Why you need to watch your mouth!
Your personal life experience to date will affect your political leanings – fact.
However, your personal life experience may be alien and irrelevant to the people of your new country, meaning that your political leanings will not necessarily translate well in your new nation.
As a North American or a Briton for example, your politics may have led you to truly believe that globalization is the real key to reducing the gap between rich and poor in the world. However, as an expatriate now living in South America for example, if you promote your belief you are likely to come up against those locally who can give you factual evidence of why globalisation doesn’t actually work.
The political production editor at the British newspaper The Guardian summed it up well: “Many developing countries have done exactly what free market evangelists such as the International Monetary Fund told them to and have failed to see the benefits. The truth is that no industrialised society developed through such policies. American businesses were protected from foreign competition in the 19th century, as were companies in more recent “success stories” such as South Korea. Faith in the free market contradicts history and statistical evidence.”
And yet I have literally heard expatriates from affluent first world countries harping on about why globalization is the key when they have taken up residence in a much less affluent second world nation.
And another reason why you should perhaps think before you speak…
If you decide to speak out and speak up and openly complain and criticise the political system in your new nation without actually knowing what you’re truly saying, the ramifications of what you say could have very far-reaching consequences.
At best your hosts may wonder why you don’t just leave, and at worst they may actually encourage you to get out!

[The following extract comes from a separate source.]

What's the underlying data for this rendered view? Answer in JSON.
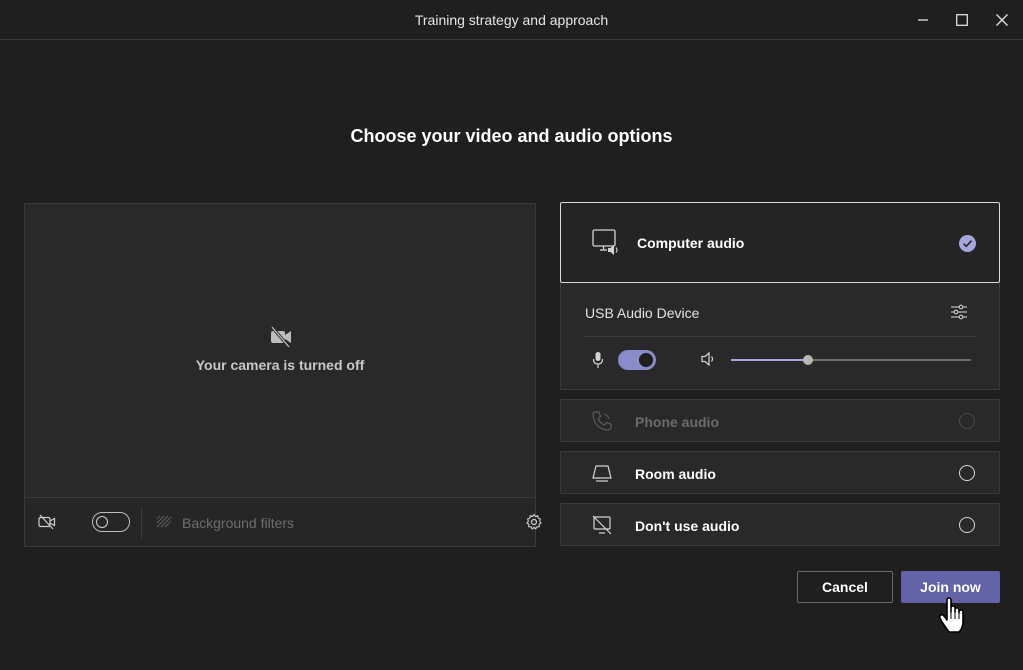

I was recently contacted by a group of disgruntled expatriates living abroad in a developing nation; they were complaining that their real estate rights were being deliberately overlooked by local and national politicians. They were doing everything they could to raise the profile of their complaint because they genuinely felt that racism was inherent in the political system locally, and they wanted to make this known internationally.
However, the country in question is a developing nation where there are massive internal and external political and economic issues that the country’s government is actively trying to tackle. As a result, real estate rights for foreign citizens are unfortunately so far down the political agenda that they may never be heard or considered, let alone resolved. What’s more, the real estate rights for local citizens are equally as poorly legislated for…
In other words, the expatriates had got it wrong – and their ill informed opinion had driven them to widely deliver and promote a message that undermined the local political situation in their new nation of residence.
It is absolutely right that expatriates take a deep and genuine, lasting and significant interest in their new nation of residence. I even believe that in some circumstances it’s right that long-term citizens have the right to vote and even run for political office.
I also believe utterly in freedom of speech.
However, when anyone expounds on subjects they know little about, it’s not big and it’s not clever…and when it comes to expats talking about local politics if they have no understanding of local political matters, their ignorant opinions and baseless judgments can undermine and alienate.
Therefore, I really do urge all expats to be careful, and to really think deeply before they begin ‘sharing’ their own opinions about the politics and politicians in their newly adopted nation.
About the author: Rhiannon Davies is the editor of www.ShelterOffshore.com – the website for people seeking a lower taxed life.